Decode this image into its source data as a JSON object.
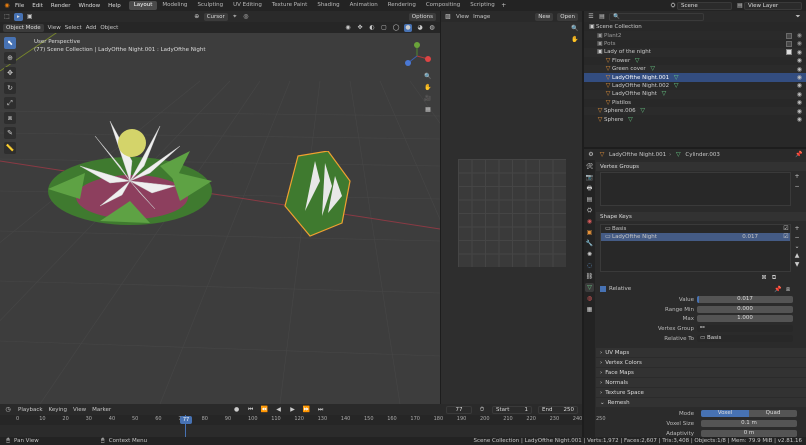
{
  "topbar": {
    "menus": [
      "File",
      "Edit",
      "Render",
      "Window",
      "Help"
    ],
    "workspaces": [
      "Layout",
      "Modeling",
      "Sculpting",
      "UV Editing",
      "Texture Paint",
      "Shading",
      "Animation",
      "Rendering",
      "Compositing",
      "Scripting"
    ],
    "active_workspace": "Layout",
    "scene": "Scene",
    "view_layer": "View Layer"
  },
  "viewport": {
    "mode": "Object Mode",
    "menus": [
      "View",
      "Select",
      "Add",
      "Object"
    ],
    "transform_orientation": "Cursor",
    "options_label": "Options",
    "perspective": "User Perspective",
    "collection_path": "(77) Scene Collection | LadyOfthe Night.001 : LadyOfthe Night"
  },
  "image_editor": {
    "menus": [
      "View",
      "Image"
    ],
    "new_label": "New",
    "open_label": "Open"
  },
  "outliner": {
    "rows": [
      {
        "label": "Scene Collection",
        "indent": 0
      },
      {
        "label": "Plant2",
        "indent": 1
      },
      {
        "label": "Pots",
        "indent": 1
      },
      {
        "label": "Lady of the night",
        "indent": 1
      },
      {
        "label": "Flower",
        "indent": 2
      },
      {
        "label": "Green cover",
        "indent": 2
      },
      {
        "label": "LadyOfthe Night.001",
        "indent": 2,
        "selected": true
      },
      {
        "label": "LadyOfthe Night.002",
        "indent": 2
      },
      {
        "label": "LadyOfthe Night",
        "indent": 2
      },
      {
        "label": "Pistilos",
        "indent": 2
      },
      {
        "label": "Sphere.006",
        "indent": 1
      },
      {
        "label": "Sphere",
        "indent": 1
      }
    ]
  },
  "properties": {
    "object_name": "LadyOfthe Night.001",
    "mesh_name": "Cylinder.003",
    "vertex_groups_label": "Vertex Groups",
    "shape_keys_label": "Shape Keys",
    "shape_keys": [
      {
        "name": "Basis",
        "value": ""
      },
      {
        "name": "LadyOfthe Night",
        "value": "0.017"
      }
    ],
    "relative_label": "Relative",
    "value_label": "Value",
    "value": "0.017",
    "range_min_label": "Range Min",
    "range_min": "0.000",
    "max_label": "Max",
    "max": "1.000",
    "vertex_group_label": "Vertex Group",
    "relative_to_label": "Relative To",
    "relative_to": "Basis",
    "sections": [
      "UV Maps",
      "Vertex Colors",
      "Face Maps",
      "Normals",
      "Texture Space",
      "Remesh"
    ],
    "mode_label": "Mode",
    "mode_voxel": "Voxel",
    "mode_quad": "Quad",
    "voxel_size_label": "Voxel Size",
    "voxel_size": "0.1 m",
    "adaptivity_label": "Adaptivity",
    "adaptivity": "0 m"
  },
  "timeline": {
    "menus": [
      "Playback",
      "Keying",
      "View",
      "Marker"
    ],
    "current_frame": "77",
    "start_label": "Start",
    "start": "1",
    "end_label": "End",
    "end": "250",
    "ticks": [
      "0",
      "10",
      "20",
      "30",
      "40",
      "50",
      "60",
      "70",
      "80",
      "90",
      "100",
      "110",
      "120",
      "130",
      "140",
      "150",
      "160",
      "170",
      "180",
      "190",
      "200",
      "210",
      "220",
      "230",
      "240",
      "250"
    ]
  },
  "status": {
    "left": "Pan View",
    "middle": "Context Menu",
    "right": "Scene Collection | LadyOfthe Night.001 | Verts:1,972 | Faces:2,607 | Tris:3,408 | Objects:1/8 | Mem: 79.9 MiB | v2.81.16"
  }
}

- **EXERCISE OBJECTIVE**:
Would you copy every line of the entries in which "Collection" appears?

- **RESPONSE**:
    "collection_path": "(77) Scene Collection | LadyOfthe Night.001 : LadyOfthe Night"
        "label": "Scene Collection",
    "right": "Scene Collection | LadyOfthe Night.001 | Verts:1,972 | Faces:2,607 | Tris:3,408 | Objects:1/8 | Mem: 79.9 MiB | v2.81.16"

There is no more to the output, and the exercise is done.